**PROBLEM TO WORK ON**
All that is needed is each line of the entries holding the word "desc", copied as it stands.

(Web page and app entries)
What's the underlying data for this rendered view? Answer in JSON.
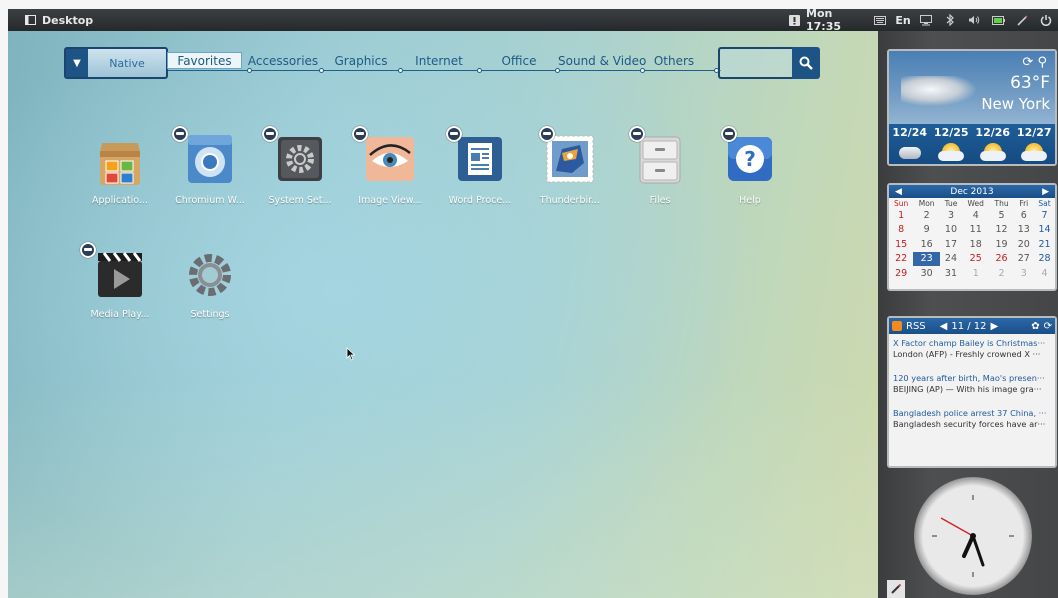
{
  "topbar": {
    "title": "Desktop",
    "clock": "Mon 17:35",
    "language": "En",
    "icons": [
      "notification-icon",
      "keyboard-icon",
      "display-icon",
      "bluetooth-icon",
      "volume-icon",
      "battery-icon",
      "pen-icon",
      "power-icon"
    ]
  },
  "categories": {
    "dropdown_label": "Native",
    "tabs": [
      "Favorites",
      "Accessories",
      "Graphics",
      "Internet",
      "Office",
      "Sound & Video",
      "Others"
    ],
    "active_tab": "Favorites",
    "search_placeholder": ""
  },
  "apps": [
    {
      "label": "Applicatio...",
      "icon": "app-center-icon",
      "removable": false
    },
    {
      "label": "Chromium W...",
      "icon": "chromium-icon",
      "removable": true
    },
    {
      "label": "System Set...",
      "icon": "system-settings-icon",
      "removable": true
    },
    {
      "label": "Image View...",
      "icon": "image-viewer-icon",
      "removable": true
    },
    {
      "label": "Word Proce...",
      "icon": "word-processor-icon",
      "removable": true
    },
    {
      "label": "Thunderbir...",
      "icon": "thunderbird-icon",
      "removable": true
    },
    {
      "label": "Files",
      "icon": "files-icon",
      "removable": true
    },
    {
      "label": "Help",
      "icon": "help-icon",
      "removable": true
    },
    {
      "label": "Media Play...",
      "icon": "media-player-icon",
      "removable": true
    },
    {
      "label": "Settings",
      "icon": "settings-gear-icon",
      "removable": false
    }
  ],
  "weather": {
    "temperature": "63°F",
    "city": "New York",
    "days": [
      {
        "date": "12/24",
        "icon": "cloud-icon"
      },
      {
        "date": "12/25",
        "icon": "partly-sunny-icon"
      },
      {
        "date": "12/26",
        "icon": "partly-sunny-icon"
      },
      {
        "date": "12/27",
        "icon": "partly-sunny-icon"
      }
    ]
  },
  "calendar": {
    "month": "Dec 2013",
    "weekdays": [
      "Sun",
      "Mon",
      "Tue",
      "Wed",
      "Thu",
      "Fri",
      "Sat"
    ],
    "weeks": [
      [
        "1",
        "2",
        "3",
        "4",
        "5",
        "6",
        "7"
      ],
      [
        "8",
        "9",
        "10",
        "11",
        "12",
        "13",
        "14"
      ],
      [
        "15",
        "16",
        "17",
        "18",
        "19",
        "20",
        "21"
      ],
      [
        "22",
        "23",
        "24",
        "25",
        "26",
        "27",
        "28"
      ],
      [
        "29",
        "30",
        "31",
        "1",
        "2",
        "3",
        "4"
      ]
    ],
    "today": "23",
    "holidays": [
      "25",
      "26"
    ]
  },
  "rss": {
    "title": "RSS",
    "pager": "11 / 12",
    "items": [
      {
        "title": "X Factor champ Bailey is Christmas···",
        "desc": "London (AFP) - Freshly crowned X ···"
      },
      {
        "title": "120 years after birth, Mao's presen···",
        "desc": "BEIJING (AP) — With his image gra···"
      },
      {
        "title": "Bangladesh police arrest 37 China, ···",
        "desc": "Bangladesh security forces have ar···"
      }
    ]
  },
  "clock_widget": {
    "time": "17:35"
  }
}
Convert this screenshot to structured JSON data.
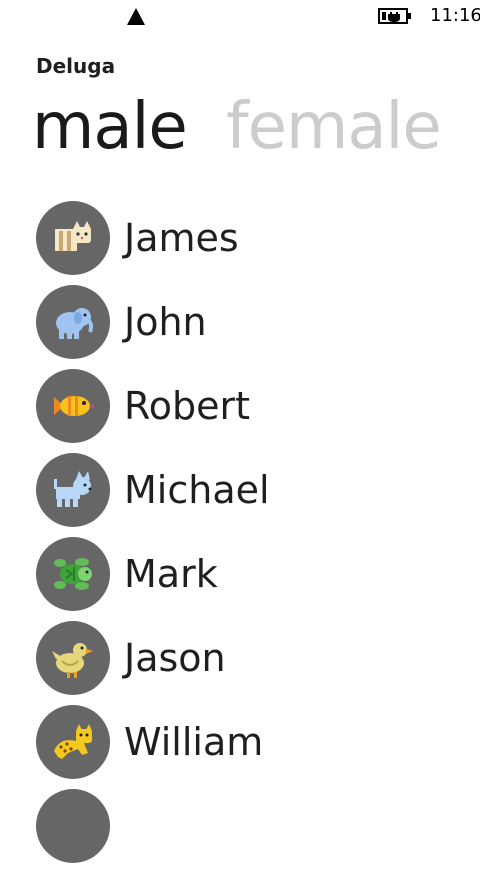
{
  "status_bar": {
    "time": "11:16",
    "signal_icon": "signal-icon",
    "battery_icon": "battery-charging-icon"
  },
  "app": {
    "title": "Deluga"
  },
  "pivot": {
    "items": [
      {
        "label": "male",
        "active": true
      },
      {
        "label": "female",
        "active": false
      }
    ]
  },
  "names": [
    {
      "name": "James",
      "icon": "cat-icon"
    },
    {
      "name": "John",
      "icon": "elephant-icon"
    },
    {
      "name": "Robert",
      "icon": "fish-icon"
    },
    {
      "name": "Michael",
      "icon": "dog-icon"
    },
    {
      "name": "Mark",
      "icon": "turtle-icon"
    },
    {
      "name": "Jason",
      "icon": "duck-icon"
    },
    {
      "name": "William",
      "icon": "leopard-icon"
    },
    {
      "name": "",
      "icon": ""
    }
  ],
  "colors": {
    "avatar_background": "#666666",
    "active_pivot": "#1a1a1a",
    "inactive_pivot": "#cccccc"
  }
}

**ANSWER FOR THE TASK**
        "desc": "London (AFP) - Freshly crowned X ···"
        "desc": "BEIJING (AP) — With his image gra···"
        "desc": "Bangladesh security forces have ar···"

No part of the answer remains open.